## ASSIGNED TASK
Your task is to work out how many lines in the data include the word "north". Reply with the number alone.

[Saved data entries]

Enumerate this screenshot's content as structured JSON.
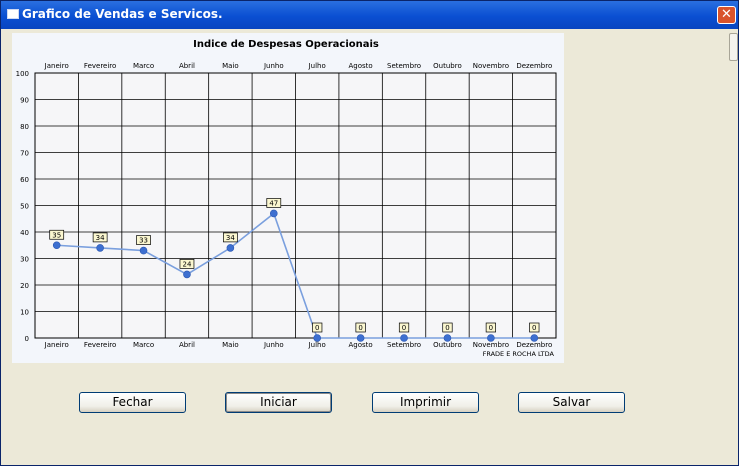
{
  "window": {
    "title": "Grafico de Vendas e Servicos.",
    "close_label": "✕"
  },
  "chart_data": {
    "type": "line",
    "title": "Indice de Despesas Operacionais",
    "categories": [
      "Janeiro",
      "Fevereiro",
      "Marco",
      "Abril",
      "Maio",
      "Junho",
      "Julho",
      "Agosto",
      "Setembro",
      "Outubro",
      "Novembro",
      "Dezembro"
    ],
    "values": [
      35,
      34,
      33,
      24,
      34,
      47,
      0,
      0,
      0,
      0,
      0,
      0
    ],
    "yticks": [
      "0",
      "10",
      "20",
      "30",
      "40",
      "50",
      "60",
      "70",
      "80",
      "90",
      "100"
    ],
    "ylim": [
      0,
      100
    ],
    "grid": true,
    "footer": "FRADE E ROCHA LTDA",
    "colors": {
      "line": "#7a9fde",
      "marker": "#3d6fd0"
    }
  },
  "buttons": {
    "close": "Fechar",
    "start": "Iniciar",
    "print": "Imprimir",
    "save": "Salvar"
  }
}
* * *
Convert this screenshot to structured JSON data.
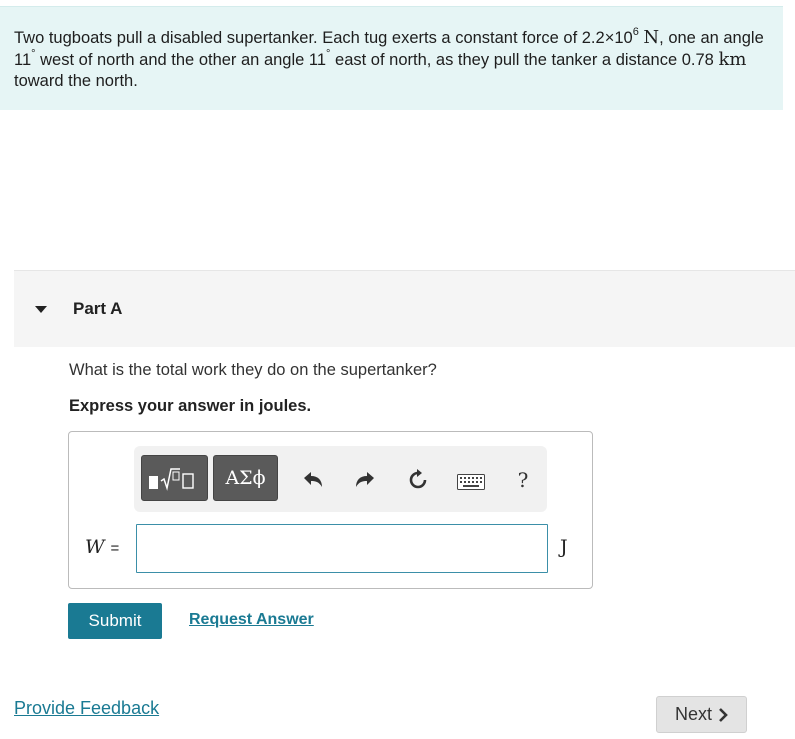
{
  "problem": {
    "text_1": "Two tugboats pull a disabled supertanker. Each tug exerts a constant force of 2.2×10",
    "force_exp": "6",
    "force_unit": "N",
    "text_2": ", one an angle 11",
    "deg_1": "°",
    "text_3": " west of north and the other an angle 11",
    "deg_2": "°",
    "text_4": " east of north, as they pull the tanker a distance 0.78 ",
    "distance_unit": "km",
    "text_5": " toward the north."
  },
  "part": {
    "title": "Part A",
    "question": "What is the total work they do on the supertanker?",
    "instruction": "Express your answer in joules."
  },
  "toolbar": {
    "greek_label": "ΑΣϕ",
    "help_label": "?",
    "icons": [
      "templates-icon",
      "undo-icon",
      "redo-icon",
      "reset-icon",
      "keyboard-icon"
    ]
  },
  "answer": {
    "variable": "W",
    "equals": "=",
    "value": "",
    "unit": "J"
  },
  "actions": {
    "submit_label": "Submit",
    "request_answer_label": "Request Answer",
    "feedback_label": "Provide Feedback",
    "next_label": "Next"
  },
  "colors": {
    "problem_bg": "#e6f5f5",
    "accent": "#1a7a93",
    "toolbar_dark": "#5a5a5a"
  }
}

## TASK SOLUTION
3